A long temporal study of parasitism in asexual-sexual populations of Carassius gibelio: Does the parasite infection support coevolutionary Red Queen dynamics?
|Year of publication||2018|
|Type||Article in Periodical|
|Magazine / Source||BioMed Research International|
|MU Faculty or unit|
|Keywords||Carassius gibelio; Red Queen hypothesis; gynogenesis; asexual; sexual|

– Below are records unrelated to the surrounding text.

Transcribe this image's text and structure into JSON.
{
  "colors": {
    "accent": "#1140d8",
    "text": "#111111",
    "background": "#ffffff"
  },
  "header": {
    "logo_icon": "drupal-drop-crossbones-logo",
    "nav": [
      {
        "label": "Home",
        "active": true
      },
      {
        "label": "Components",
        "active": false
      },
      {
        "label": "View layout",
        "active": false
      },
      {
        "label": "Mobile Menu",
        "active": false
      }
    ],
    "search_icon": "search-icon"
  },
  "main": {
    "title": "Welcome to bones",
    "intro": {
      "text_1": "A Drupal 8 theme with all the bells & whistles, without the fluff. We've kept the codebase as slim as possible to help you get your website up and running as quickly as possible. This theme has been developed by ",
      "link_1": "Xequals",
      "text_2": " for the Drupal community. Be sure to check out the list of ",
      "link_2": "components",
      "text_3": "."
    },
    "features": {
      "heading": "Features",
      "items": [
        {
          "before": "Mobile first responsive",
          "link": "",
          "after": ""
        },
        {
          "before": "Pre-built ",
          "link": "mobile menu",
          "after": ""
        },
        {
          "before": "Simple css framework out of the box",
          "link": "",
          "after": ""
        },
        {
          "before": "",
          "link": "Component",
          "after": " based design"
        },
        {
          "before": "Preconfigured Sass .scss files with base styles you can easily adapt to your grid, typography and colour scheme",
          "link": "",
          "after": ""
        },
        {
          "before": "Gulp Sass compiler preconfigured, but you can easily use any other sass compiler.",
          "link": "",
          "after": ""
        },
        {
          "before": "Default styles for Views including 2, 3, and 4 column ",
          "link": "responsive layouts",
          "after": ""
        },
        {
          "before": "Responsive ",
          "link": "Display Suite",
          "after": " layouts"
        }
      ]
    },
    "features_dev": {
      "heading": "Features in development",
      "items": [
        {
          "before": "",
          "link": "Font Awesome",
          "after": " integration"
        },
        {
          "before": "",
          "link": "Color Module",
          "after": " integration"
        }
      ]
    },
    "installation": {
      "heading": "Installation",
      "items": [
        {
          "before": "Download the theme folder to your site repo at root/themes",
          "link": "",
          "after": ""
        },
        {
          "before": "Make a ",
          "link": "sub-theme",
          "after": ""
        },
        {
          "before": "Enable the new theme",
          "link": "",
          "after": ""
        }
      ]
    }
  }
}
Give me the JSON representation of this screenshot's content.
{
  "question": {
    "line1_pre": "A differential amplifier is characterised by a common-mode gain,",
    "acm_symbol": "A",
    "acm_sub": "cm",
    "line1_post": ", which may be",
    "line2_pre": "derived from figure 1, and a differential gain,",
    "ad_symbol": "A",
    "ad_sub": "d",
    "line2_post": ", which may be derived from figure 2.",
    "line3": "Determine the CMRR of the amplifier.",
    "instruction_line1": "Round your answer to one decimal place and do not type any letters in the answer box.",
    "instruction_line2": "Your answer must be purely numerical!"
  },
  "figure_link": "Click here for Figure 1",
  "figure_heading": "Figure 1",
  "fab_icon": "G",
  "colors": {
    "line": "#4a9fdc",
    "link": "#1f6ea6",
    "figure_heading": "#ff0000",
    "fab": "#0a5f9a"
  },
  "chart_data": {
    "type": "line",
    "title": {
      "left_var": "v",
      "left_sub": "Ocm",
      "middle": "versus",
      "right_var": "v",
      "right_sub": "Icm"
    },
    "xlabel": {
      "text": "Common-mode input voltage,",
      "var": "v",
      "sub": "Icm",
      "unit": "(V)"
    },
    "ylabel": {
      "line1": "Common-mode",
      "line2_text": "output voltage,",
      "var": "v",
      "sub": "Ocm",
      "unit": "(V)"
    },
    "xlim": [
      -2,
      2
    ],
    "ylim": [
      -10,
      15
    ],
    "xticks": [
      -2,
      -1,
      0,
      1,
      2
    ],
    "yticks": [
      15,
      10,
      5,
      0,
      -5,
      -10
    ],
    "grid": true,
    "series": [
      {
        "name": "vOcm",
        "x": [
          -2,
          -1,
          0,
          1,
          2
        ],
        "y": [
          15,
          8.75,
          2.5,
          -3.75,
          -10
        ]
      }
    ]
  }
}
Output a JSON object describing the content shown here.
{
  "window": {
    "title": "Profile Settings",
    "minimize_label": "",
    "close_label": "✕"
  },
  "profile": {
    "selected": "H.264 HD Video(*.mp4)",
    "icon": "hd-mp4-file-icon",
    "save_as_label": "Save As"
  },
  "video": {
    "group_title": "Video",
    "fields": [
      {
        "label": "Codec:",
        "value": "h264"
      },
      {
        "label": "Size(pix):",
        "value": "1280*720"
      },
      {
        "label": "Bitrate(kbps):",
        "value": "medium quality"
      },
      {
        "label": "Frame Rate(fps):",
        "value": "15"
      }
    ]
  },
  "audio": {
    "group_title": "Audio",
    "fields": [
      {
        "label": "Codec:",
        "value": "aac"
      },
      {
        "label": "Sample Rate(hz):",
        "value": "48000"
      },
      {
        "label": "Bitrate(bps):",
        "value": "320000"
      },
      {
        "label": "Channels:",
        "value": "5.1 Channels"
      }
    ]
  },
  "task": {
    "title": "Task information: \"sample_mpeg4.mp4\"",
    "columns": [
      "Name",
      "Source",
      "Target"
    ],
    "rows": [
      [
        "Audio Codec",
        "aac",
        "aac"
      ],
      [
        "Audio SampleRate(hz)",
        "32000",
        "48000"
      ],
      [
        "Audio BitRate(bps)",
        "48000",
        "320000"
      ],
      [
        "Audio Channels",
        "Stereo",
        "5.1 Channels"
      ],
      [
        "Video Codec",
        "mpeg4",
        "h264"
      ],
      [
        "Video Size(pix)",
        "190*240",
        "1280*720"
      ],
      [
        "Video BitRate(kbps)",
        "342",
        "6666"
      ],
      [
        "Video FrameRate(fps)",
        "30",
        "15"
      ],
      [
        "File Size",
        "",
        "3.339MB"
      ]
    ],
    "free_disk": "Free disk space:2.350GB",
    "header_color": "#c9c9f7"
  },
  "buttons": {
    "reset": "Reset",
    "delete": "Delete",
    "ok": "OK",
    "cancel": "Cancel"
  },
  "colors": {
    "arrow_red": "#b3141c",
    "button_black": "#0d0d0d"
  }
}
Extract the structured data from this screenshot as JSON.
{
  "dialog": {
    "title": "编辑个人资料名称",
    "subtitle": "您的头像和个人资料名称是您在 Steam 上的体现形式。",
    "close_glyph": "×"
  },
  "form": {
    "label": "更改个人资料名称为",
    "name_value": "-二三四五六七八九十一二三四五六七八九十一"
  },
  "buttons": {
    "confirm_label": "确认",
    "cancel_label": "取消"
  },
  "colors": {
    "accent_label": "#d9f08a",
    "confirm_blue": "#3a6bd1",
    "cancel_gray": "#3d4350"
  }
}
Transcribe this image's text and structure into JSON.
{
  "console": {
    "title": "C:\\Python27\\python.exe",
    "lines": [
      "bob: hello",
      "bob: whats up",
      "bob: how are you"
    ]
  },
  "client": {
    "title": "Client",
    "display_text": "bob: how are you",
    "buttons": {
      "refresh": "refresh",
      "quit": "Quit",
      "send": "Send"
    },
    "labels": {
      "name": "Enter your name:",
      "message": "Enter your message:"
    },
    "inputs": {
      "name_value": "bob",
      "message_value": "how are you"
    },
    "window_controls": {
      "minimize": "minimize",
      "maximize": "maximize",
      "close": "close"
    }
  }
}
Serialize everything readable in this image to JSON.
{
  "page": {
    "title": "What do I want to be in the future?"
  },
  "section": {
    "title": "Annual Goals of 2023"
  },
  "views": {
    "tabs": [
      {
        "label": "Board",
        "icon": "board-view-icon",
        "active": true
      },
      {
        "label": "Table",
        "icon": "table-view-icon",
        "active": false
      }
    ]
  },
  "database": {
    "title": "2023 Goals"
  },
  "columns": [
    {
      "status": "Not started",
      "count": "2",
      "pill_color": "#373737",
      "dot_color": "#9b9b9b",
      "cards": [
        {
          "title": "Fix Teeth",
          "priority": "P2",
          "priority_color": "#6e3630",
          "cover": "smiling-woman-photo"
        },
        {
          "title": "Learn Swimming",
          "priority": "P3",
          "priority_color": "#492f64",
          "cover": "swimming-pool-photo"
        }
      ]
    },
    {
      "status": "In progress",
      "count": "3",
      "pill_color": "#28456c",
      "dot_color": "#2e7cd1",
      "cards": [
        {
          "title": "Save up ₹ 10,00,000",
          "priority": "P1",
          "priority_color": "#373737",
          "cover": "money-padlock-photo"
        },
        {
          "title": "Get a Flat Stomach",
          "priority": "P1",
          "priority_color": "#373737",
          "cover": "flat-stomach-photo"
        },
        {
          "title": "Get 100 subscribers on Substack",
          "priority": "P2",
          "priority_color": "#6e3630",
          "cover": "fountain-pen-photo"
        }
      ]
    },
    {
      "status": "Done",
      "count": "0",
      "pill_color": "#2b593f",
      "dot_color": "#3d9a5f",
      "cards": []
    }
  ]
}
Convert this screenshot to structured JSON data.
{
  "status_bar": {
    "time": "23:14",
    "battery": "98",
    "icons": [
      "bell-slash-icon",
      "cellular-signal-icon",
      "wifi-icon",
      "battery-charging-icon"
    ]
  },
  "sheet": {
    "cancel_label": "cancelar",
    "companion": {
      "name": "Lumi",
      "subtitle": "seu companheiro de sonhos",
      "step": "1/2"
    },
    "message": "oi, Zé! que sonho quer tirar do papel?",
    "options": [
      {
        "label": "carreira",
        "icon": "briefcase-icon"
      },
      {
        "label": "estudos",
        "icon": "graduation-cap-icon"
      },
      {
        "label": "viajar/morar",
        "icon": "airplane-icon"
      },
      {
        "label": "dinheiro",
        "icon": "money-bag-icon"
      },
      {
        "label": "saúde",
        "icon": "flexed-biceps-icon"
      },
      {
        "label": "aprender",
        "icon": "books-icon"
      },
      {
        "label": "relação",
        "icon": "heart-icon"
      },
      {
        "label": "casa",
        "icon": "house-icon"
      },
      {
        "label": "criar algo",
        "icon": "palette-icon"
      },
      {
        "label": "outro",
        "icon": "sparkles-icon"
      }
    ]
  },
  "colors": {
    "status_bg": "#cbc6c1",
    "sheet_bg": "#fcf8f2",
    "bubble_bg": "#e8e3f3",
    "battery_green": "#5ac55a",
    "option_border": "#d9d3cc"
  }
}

|Description||Carassius gibelio is an extraordinary cyprinid species exhibiting both sexual and asexual reproduction. We hypothesized that parasitism selection is one of the potential mechanisms contributing to the coexistence of the two reproductive forms of C. gibelio living in the same habitat. We performed a four-year study to investigate the dynamics of parasite infection in C. gibelio. According to the Red Queen prediction, the asexual form is a target of parasite adaptation due to its low genetic variability. Both sexual and gynogenetic forms of C. gibelio exhibited similar levels of prevalence, with monogeneans being the most frequently observed parasite group. We observed the temporal dynamics of parasite infection in the last year of investigation, when both forms were more strongly parasitized. The sexual form was more parasitized by ectoparasites in the first and last years and less parasitized by nematodes in the last year when compared to the gynogenetic form. We found no trend of high parasite infection in gynogenetic mtDNA haplotypes. We conclude that Red Queen dynamics is not the mechanism driving parasite infection in sexual-gynogenetic C. gibelio over a long time scale. Alternatively, we suggest that the dynamics of parasite infection in this complex may be generated by multiple mechanisms.|